The X-Files: My Umpteenth Impressions

I have got to the point where I have finished decorating my new living room, bedroom and the ceiling of the hall. I have a week's annual leave and I'm going to use it constructively in watching The X-Files from beginning to (as near as I can get) the end. I actually can't believe I have had this blog for so long and not written about a single show in this series; naturally the reason is the obvious one that I have been away from the show for some time. It has personal associations for me, which are of moment if not even traumatic. The show was the background viewing to a very difficult period of my life in my twenties, and were also the obsessive comfort viewing of my first episode of depression. A period of not watching them has made me come to them with fresh eyes. 

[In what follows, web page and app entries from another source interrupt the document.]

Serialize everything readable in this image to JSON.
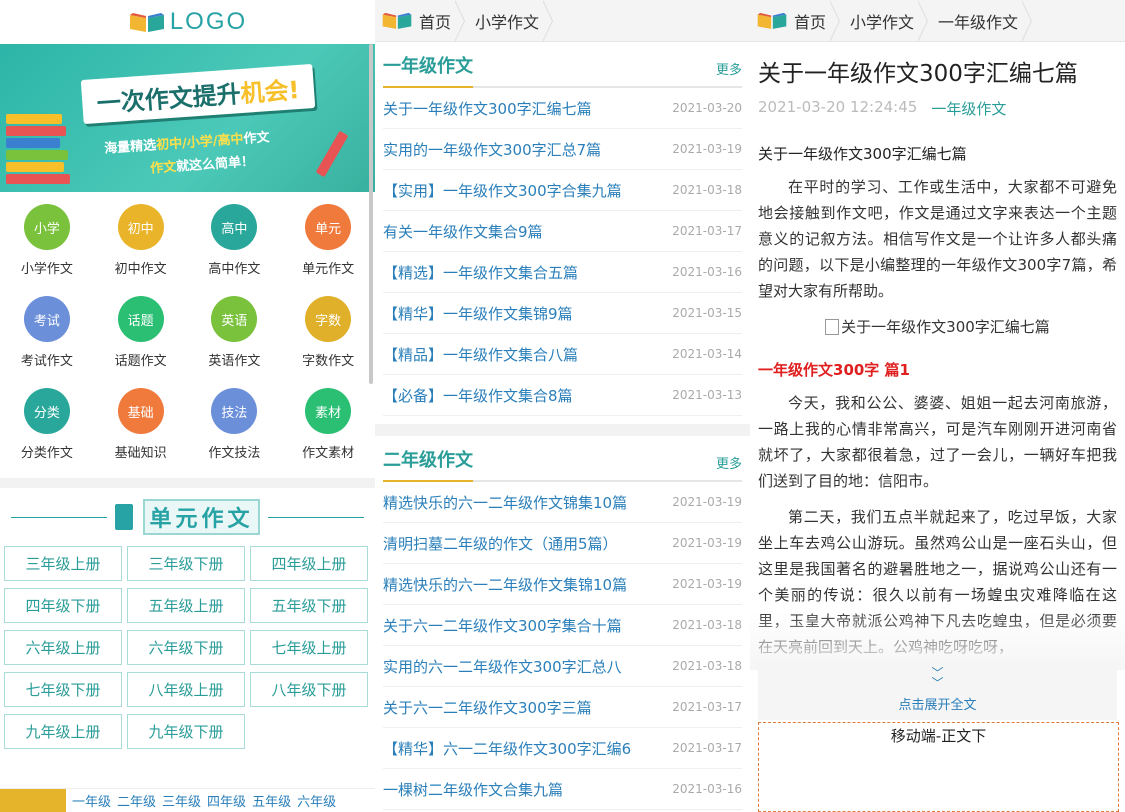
{
  "home": {
    "logo_text": "LOGO",
    "banner": {
      "headline": "一次作文提升",
      "headline_accent": "机会!",
      "line1_prefix": "海量精选",
      "line1_accent": "初中/小学/高中",
      "line1_suffix": "作文",
      "line2_prefix": "作文",
      "line2_accent": "就这么简单！"
    },
    "categories": [
      {
        "short": "小学",
        "label": "小学作文",
        "color": "#7ac13c"
      },
      {
        "short": "初中",
        "label": "初中作文",
        "color": "#e9b42a"
      },
      {
        "short": "高中",
        "label": "高中作文",
        "color": "#2aa79b"
      },
      {
        "short": "单元",
        "label": "单元作文",
        "color": "#f07a3c"
      },
      {
        "short": "考试",
        "label": "考试作文",
        "color": "#6b8fd8"
      },
      {
        "short": "话题",
        "label": "话题作文",
        "color": "#2bbf74"
      },
      {
        "short": "英语",
        "label": "英语作文",
        "color": "#7ac13c"
      },
      {
        "short": "字数",
        "label": "字数作文",
        "color": "#e0b02a"
      },
      {
        "short": "分类",
        "label": "分类作文",
        "color": "#2aa79b"
      },
      {
        "short": "基础",
        "label": "基础知识",
        "color": "#f07a3c"
      },
      {
        "short": "技法",
        "label": "作文技法",
        "color": "#6b8fd8"
      },
      {
        "short": "素材",
        "label": "作文素材",
        "color": "#2bbf74"
      }
    ],
    "unit_title": "单元作文",
    "grades": [
      "三年级上册",
      "三年级下册",
      "四年级上册",
      "四年级下册",
      "五年级上册",
      "五年级下册",
      "六年级上册",
      "六年级下册",
      "七年级上册",
      "七年级下册",
      "八年级上册",
      "八年级下册",
      "九年级上册",
      "九年级下册"
    ],
    "bottom_tabs": [
      "一年级",
      "二年级",
      "三年级",
      "四年级",
      "五年级",
      "六年级"
    ]
  },
  "list_page": {
    "breadcrumb": [
      "首页",
      "小学作文"
    ],
    "more_label": "更多",
    "sections": [
      {
        "title": "一年级作文",
        "items": [
          {
            "title": "关于一年级作文300字汇编七篇",
            "date": "2021-03-20"
          },
          {
            "title": "实用的一年级作文300字汇总7篇",
            "date": "2021-03-19"
          },
          {
            "title": "【实用】一年级作文300字合集九篇",
            "date": "2021-03-18"
          },
          {
            "title": "有关一年级作文集合9篇",
            "date": "2021-03-17"
          },
          {
            "title": "【精选】一年级作文集合五篇",
            "date": "2021-03-16"
          },
          {
            "title": "【精华】一年级作文集锦9篇",
            "date": "2021-03-15"
          },
          {
            "title": "【精品】一年级作文集合八篇",
            "date": "2021-03-14"
          },
          {
            "title": "【必备】一年级作文集合8篇",
            "date": "2021-03-13"
          }
        ]
      },
      {
        "title": "二年级作文",
        "items": [
          {
            "title": "精选快乐的六一二年级作文锦集10篇",
            "date": "2021-03-19"
          },
          {
            "title": "清明扫墓二年级的作文（通用5篇）",
            "date": "2021-03-19"
          },
          {
            "title": "精选快乐的六一二年级作文集锦10篇",
            "date": "2021-03-19"
          },
          {
            "title": "关于六一二年级作文300字集合十篇",
            "date": "2021-03-18"
          },
          {
            "title": "实用的六一二年级作文300字汇总八",
            "date": "2021-03-18"
          },
          {
            "title": "关于六一二年级作文300字三篇",
            "date": "2021-03-17"
          },
          {
            "title": "【精华】六一二年级作文300字汇编6",
            "date": "2021-03-17"
          },
          {
            "title": "一棵树二年级作文合集九篇",
            "date": "2021-03-16"
          }
        ]
      }
    ]
  },
  "article_page": {
    "breadcrumb": [
      "首页",
      "小学作文",
      "一年级作文"
    ],
    "title": "关于一年级作文300字汇编七篇",
    "datetime": "2021-03-20 12:24:45",
    "category": "一年级作文",
    "subtitle": "关于一年级作文300字汇编七篇",
    "intro": "在平时的学习、工作或生活中，大家都不可避免地会接触到作文吧，作文是通过文字来表达一个主题意义的记叙方法。相信写作文是一个让许多人都头痛的问题，以下是小编整理的一年级作文300字7篇，希望对大家有所帮助。",
    "image_alt": "关于一年级作文300字汇编七篇",
    "heading1": "一年级作文300字 篇1",
    "para1": "今天，我和公公、婆婆、姐姐一起去河南旅游，一路上我的心情非常高兴，可是汽车刚刚开进河南省就坏了，大家都很着急，过了一会儿，一辆好车把我们送到了目的地：信阳市。",
    "para2": "第二天，我们五点半就起来了，吃过早饭，大家坐上车去鸡公山游玩。虽然鸡公山是一座石头山，但这里是我国著名的避暑胜地之一，据说鸡公山还有一个美丽的传说：很久以前有一场蝗虫灾难降临在这里，玉皇大帝就派公鸡神下凡去吃蝗虫，但是必须要在天亮前回到天上。公鸡神吃呀吃呀，",
    "expand_label": "点击展开全文",
    "ad_label": "移动端-正文下"
  }
}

This fresh view is mostly caused by my more recent viewing of the older, mostly British, more classic cult TV that I write about here. I have been more influenced by the mindset of those shows than I used to be. I am particularly struck that the X-Files now seems to me almost a direct descendant of some of the major themes explored in those older shows. The TV shows of the 1960s frequently had an ambivalent attitude to modern technology, in which technology is both the great white hope of the future and a danger that can be unleashed at the slightest thing. This fear comes to its logical conclusion in the X-Files, where of course the biggest danger is alien technology, although there is more than enough room for a few megalomaniac computer scientists on the way. The 1960s shows contrast tradition with modernity, perhaps best illustrated by the visual language used in The Avengers: it is never completely clear-cut but broadly speaking British tradition (leather armchairs, family seats, noble families) are contrasted with modernity (go-ahead scientists and revolutionaries). In the case of The Avengers the ambivalent approach to technology extends to this dialectic of tradition and modernity, so that some of the baddies are old families gone wrong, while Mrs Peel, for example, is a sort of polymath embodying the resources of salvation found in modern technology.

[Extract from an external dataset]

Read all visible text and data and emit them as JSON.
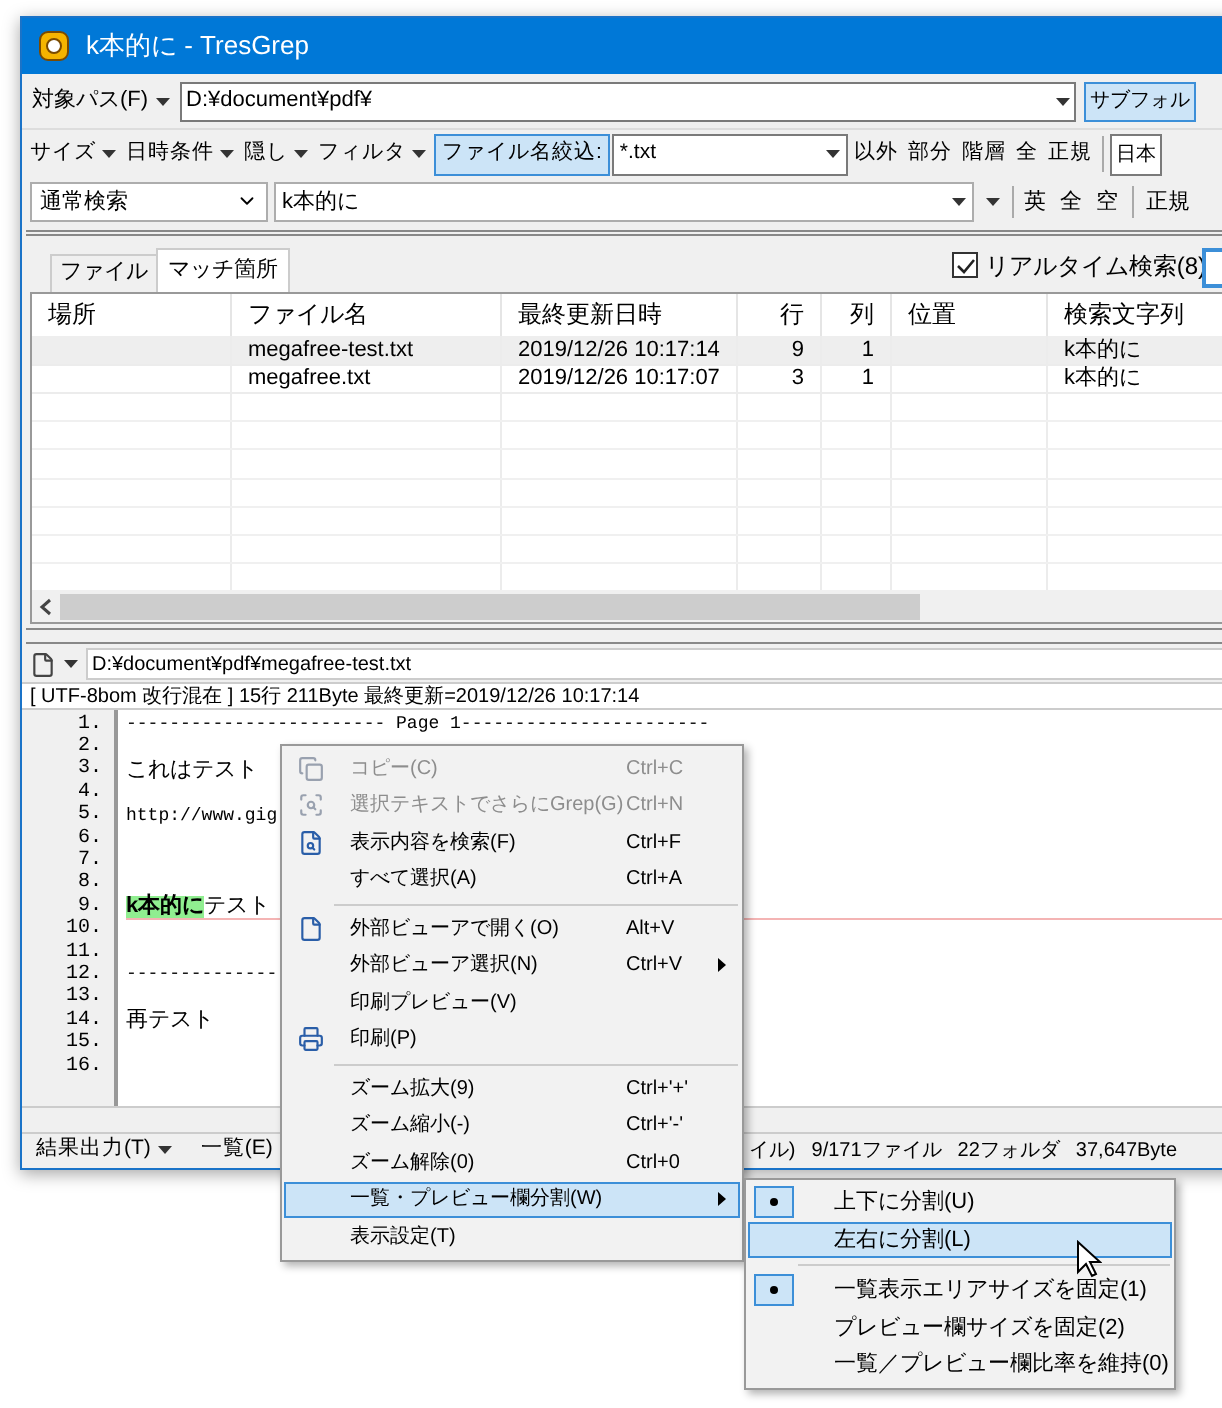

In the X-Files this tradition/modernity conflict translates into an American context. I used to think of 'the American dream' as being a distinct subset of the episodes, where an archetypally American scene is shown to be in some way rotten to the core. Re-watching them, I feel there is a very real sense in which all of the X-Files episodes are about the American dream gone terribly wrong. Tradition is embodied by the American government, and all subsidiary authorities. The lifestyle guaranteed in this land is threatened by on the one hand alien invasion, but on the other hand is shown up to be fake at every step of the way. The very bodies which are supposed to protect the American people are rotten to the core, and it is apparent that there are lies within lies, deals within deals, and it is almost impossible to know who is who. This situation really is the intelligence milieu of The Avengers written huge, placing the show in a quite different televisual tradition than the sci-fi/conspiracy milieu it normally falls into.

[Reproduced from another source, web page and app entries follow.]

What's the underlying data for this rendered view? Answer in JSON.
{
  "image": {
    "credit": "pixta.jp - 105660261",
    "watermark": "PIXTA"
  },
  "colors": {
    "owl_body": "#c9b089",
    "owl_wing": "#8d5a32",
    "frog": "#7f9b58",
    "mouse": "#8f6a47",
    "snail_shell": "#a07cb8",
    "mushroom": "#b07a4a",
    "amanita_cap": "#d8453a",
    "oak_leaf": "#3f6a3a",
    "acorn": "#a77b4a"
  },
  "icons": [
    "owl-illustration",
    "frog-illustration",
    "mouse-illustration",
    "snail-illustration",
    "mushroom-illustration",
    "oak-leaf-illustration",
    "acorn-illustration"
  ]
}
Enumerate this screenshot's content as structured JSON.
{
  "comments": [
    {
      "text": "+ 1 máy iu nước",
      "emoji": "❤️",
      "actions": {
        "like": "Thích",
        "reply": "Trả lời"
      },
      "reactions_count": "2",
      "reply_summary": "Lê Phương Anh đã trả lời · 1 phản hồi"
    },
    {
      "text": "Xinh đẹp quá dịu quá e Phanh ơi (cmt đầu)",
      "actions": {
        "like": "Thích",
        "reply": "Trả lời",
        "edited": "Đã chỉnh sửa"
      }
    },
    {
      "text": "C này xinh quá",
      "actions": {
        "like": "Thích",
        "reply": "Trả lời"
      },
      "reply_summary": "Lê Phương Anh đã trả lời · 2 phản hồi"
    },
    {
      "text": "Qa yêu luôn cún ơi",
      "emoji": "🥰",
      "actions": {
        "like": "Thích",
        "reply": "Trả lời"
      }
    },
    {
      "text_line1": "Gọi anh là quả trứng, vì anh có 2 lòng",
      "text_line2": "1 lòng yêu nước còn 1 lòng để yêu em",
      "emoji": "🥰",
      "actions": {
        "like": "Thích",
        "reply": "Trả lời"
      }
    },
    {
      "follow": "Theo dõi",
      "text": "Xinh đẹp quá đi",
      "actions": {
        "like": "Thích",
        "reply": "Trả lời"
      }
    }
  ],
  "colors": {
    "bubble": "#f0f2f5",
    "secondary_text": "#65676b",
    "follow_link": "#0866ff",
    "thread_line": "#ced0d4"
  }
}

And how old fashioned it looks! It is hard to believe I was watching the first UK broadcasts of this show twenty years ago. It strikes me (I'm working through series 1) how 1980s the hair and clothes look. Big hair. What look suspiciously like shoulder pads. You name it. To UK eyes (I really don't know how this would read to an American) the very obvious prosperity would look like a TV show set in the 1980s. The technology looks even more old-fashioned. The netbook on which I'm writing this post is old, but still makes the computers in the show look like BBC Micros. The phones are huge. This rewatching is reminding me of the historical truth that anything set in a particular time becomes purely of that time.
The X-Files, of course, is the victim of its own successful aim for realism. The reason The Avengers doesn't seem old-fashioned fifty years later (although the interior of 3 Stable Mews hasn't worn well) is that it is consciously unreal. The world of that TV show never existed and never will. The X-Files aimed more to set the viewer up for an expectation that the events depicted could be real, and as such has ended up preserved in 1990s aspic. This is not a criticism, it is merely a statement of my impression on this reviewing.
I actually quite seriously can't wait to get to the rest of the series!